This measure will modernise HMRC’s debt collection powers by introducing a power to recover debt directly from cash held in the bank and building society accounts, in credit, of debtors who have the means to pay but choose not to do so. This includes funds held in cash in ISAs. This is analogous to HMRC’s existing powers to seize and sell ‘physical’ assets.
Legislation will be introduced in Summer Finance Bill 2015, to enable HMRC to collect tax and duties from credit balances in accounts to satisfy HMRC debts.
Secondary legislation on the Enforcement by Deduction from Accounts (Information) Regulations will come into force on 25 January 2016.
HMRC estimates DRD will apply to around 11,000 cases per year. HMRC will only take action against debtors who owe over £1,000 of debt. HMRC will always leave a minimum aggregate of £5,000 across debtors’ accounts, and will only put a hold on the funds in the affected account up to the value of the debt.
Summary of impacts
|Exchequer impact (£m)||2015 to 2016||2016 to 2017||2017 to 2018||2018 to 2019||2019 to 2020|
|The figures include those for 'Direct recovery of debts', which are set out in Table 2.1 of Budget 2014 and have been certified by the Office for Budget Responsibility. More details can be found in the policy costings document published alongside Budget 2014. The figures include the adjustments set out in Table 2.1 of Autumn Statement 2014, which cover the effect of the safeguards, as part of HMRC: operational measures, and have also been certified by the Office for Budget Responsibility. More details can be found in the policy costings document published alongside Autumn Statement 2014. The figures also include adjustments for the impact of other measures and updated analysis at Summer Budget 2015.|
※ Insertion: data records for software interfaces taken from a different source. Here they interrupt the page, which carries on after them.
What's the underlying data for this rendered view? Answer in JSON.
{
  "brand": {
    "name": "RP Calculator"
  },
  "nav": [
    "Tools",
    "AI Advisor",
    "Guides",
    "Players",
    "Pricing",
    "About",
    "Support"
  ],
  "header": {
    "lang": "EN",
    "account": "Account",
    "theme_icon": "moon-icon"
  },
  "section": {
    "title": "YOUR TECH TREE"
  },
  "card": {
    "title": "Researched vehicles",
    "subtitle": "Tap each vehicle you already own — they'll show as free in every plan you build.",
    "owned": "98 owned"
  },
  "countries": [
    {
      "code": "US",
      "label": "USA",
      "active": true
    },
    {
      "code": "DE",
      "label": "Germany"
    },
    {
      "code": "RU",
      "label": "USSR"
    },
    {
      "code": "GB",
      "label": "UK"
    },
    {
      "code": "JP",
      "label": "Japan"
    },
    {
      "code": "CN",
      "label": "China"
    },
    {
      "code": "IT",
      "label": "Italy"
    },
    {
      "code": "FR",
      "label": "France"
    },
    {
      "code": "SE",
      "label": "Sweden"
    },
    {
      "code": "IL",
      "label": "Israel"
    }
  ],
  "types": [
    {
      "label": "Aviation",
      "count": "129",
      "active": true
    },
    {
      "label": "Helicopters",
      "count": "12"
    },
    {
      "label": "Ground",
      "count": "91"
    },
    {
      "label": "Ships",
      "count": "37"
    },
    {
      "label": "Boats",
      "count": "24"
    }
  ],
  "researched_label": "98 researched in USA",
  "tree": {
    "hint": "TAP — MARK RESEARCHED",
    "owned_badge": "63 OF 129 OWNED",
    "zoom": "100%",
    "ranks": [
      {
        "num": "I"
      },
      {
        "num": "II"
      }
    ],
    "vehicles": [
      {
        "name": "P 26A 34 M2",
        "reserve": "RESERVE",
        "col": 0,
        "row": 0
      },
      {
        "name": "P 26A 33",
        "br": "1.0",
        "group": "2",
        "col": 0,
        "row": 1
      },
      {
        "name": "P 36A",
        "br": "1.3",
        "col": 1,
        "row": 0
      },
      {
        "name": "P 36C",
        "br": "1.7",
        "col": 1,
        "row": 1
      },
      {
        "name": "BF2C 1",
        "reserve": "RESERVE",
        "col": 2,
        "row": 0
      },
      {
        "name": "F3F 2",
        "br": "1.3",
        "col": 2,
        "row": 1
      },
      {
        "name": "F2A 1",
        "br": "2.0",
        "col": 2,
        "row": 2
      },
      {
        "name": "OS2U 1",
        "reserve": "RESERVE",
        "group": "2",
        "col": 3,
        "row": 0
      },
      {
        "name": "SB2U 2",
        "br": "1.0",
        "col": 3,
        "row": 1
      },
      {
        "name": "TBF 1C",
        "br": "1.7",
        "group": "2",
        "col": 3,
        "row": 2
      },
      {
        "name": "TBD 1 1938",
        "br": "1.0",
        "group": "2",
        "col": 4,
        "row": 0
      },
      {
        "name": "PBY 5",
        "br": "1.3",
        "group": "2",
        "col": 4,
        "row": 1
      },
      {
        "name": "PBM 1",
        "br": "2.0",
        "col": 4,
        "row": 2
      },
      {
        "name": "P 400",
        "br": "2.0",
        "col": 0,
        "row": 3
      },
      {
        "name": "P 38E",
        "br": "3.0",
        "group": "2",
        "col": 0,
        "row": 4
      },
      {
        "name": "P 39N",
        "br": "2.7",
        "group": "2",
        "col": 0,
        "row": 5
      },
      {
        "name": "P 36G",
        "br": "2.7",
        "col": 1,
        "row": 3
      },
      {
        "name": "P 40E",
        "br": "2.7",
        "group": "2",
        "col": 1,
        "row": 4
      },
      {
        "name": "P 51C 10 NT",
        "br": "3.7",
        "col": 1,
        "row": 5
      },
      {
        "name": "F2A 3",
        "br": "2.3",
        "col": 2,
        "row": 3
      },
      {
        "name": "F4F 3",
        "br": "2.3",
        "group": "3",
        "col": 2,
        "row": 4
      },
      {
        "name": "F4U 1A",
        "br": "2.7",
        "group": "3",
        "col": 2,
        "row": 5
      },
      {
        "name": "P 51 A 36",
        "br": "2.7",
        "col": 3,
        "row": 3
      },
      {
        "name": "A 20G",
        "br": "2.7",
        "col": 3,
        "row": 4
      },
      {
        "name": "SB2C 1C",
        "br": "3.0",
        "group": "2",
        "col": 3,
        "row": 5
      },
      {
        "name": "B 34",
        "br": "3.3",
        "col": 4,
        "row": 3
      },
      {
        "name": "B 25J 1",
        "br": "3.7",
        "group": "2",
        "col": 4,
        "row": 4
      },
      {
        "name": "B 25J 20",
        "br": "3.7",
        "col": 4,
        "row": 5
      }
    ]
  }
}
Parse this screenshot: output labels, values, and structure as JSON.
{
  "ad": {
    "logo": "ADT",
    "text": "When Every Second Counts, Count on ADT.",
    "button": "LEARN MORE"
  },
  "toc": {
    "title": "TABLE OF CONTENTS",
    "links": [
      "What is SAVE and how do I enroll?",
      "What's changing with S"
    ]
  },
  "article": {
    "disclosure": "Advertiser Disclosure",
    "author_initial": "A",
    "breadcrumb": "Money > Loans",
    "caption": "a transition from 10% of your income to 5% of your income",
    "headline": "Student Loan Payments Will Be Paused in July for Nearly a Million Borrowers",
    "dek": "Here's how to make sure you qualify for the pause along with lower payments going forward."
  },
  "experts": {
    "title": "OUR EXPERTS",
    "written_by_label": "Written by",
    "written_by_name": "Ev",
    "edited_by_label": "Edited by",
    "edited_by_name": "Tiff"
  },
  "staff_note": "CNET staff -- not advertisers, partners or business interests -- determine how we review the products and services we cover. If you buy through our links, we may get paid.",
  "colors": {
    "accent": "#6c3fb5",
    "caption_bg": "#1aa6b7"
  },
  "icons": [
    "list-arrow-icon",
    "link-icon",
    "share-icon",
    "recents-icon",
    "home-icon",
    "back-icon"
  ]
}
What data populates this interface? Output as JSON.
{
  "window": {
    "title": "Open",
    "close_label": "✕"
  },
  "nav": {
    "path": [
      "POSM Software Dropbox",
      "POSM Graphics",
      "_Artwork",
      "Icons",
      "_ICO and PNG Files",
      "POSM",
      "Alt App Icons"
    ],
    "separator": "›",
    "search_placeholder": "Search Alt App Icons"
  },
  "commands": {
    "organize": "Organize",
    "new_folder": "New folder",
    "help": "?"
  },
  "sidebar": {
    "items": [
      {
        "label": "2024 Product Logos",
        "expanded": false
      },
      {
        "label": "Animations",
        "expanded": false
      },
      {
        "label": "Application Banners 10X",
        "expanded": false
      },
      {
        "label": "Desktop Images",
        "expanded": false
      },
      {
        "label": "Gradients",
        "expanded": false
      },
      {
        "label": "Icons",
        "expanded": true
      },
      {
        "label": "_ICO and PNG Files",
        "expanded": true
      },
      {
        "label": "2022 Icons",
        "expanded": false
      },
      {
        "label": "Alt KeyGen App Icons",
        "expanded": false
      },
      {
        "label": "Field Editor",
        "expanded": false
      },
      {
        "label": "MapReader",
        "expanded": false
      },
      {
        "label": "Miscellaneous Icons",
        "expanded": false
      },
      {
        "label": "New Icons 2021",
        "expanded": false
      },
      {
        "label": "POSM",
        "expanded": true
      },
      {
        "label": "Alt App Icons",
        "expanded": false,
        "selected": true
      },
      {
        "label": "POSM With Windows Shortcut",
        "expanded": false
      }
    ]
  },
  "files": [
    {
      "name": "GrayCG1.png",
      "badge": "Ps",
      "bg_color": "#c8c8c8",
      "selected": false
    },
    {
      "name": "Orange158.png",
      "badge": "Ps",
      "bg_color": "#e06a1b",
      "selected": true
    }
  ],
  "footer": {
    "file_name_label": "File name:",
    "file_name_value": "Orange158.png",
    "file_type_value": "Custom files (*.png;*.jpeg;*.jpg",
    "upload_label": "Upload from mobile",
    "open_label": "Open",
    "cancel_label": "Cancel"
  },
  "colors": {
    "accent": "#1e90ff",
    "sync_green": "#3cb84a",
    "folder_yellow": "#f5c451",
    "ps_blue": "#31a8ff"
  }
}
|Economic impact||The measure is not expected to have any significant economic impacts.|
|Impact on individuals, households and families|| This measure will affect around 11,000 individuals (including self-employed taxpayers) and businesses a year.
The measure is not expected to impact on family formation, stability or breakdown.
|Equalities impacts||This measure will not impact disproportionately on people with any of the legally protected characteristics.|
|Impact on business including civil society organisations|| This measure will impact on non-compliant individuals and businesses with debts over £1,000 who have not complied with their legal obligations.
Deposit-takers (e.g. financial institutions) will be required to provide information to HMRC and hold and transfer sums from customers' accounts to HMRC. The administrative costs of doing this are expected to be negligible and the legislation provides for the ability to introduce regulations to enable deposit-takers to re-coup some of their costs by deducting a small administrative fee from debtors' accounts.
|Operational impact (£m) (HMRC or other)||The additional costs to HMRC of implementing this change are expected to be £800,000 over 5 years.|
|Other impacts|| Justice impact test: the measure includes a right of objection to HMRC, followed by a right of appeal to the County Court. It is estimated that approximately 200 objections to HMRC will be generated each year. A small number of these may be followed by appeals to the County Court which will have an impact on HM Courts & Tribunals Service (HMCTS). HMRC has worked closely with Ministry of Justice and HMCTS to ensure the County Courts are prepared for this small increase in cases.
Small and micro business assessment: the measure will have no impact on small and micro businesses. Other impacts have been considered and none have been identified.
Monitoring and evaluation
The government has committed to an HMRC led review of this measure after two years of operation, to be laid before Parliament.
If you have any questions about this change, please contact Ademola Adetosoye on Telephone: 03000 586040, email: email@example.com.